- Identify and understand the target audience.
- Some topics may be shared assuming a certain level of expertise. When in doubt assume the reader knows nothing about the subject. Offer as much information as possible without insulting or degrading more knowledgeable readers.
- Focus on clarity.
- Keep thoughts separate. Write simply and logically.
- Use only one thought per sentence. Use only one sequence of thoughts per paragraph.
- Be precise, explicit. Avoid confusing the reader.
- Avoid the ambiguous word it.
- Be objective. Technical writing is about sharing information and not evangelizing.
- Be comfortable using an active voice and the present tense.
- Technical writing need not be dull because the subject is technical. Let the reader enjoy the material.
- Explain acronyms, abbreviations, and jargon.
- Avoid cluttering the page. White space is useful space — used to calm the reader’s eyes (and nerves).
- Write from the positive viewpoint, not the negative.
- Outlines and lists are useful — use them.
- Read out loud when stumped. Sometimes hearing the text helps clarify.
- Let proofreaders and editors do their jobs. The worst proofreader and editor is the author.
- Avoid wordiness. Impress readers by how well they understand the material, not by how much you know.
- Avoid pompous words.
- Rewrite, proofread. Rewrite, proofread. Rewrite, proofread.
- Writing is similar to other skills — practice, practice, practice!
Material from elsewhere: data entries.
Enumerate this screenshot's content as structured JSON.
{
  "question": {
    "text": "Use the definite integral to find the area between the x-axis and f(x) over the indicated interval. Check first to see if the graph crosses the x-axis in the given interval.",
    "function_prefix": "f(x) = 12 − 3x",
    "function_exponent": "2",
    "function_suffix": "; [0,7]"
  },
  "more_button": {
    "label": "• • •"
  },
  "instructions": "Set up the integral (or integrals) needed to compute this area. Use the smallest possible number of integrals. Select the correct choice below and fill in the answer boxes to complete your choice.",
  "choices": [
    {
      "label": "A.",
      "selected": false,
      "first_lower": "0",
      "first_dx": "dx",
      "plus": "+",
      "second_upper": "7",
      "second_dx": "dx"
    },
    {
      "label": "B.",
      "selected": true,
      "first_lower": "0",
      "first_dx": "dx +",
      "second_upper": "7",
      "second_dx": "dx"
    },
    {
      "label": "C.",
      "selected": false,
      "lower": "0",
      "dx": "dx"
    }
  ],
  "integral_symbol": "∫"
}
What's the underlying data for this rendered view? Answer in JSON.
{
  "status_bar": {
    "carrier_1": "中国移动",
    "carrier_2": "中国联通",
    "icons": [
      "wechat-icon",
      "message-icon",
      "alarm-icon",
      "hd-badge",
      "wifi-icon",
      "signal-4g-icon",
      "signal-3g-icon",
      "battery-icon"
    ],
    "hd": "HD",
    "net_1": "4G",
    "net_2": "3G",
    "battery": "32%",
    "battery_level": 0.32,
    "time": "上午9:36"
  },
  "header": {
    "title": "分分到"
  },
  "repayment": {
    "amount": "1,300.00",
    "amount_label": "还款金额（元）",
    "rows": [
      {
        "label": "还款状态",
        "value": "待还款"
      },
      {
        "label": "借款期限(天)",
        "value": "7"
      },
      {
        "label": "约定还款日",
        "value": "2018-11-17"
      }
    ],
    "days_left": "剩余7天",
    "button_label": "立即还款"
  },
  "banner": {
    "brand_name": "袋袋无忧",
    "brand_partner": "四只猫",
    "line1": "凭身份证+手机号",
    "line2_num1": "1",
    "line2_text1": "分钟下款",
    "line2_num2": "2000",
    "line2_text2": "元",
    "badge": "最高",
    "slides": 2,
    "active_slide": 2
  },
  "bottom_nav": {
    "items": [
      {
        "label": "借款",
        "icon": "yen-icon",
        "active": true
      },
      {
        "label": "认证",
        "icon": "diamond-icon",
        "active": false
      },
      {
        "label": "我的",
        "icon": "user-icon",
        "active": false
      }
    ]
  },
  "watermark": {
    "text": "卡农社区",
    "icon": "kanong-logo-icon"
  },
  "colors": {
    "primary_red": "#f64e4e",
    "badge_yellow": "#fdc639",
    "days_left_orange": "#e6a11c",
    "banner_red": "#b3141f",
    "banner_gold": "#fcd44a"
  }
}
Technical writing is the same as any other writing. The subject is technical, not the writing.
Remember the mission: to help people understand complex material.